*Extracted material*.

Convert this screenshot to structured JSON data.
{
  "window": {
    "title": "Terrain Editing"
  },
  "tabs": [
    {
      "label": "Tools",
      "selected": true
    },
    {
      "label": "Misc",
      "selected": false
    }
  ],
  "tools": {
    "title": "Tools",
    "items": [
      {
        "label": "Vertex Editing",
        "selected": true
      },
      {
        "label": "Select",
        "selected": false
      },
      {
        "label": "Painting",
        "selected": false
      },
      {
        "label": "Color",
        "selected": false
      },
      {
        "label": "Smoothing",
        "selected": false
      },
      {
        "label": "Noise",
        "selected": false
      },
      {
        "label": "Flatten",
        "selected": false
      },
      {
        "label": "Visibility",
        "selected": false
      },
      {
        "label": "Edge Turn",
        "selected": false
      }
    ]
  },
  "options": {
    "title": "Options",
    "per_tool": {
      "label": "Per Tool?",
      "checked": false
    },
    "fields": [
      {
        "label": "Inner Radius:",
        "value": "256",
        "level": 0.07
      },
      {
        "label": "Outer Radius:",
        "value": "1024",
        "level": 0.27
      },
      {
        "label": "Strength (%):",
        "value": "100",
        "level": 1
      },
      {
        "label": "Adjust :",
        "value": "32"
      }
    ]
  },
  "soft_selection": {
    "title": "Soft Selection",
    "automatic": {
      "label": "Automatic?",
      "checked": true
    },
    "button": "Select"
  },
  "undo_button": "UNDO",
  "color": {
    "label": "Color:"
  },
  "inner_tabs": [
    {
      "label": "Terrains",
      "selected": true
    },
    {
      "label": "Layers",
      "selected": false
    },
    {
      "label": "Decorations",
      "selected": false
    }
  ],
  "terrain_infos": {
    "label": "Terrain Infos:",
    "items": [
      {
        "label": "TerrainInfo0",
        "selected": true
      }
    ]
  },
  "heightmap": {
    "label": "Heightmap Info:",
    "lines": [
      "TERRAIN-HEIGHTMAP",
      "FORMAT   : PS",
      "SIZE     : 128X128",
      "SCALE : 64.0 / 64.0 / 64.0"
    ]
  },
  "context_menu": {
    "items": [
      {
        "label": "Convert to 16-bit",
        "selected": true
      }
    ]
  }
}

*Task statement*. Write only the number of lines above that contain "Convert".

*Output of the exercise*. 2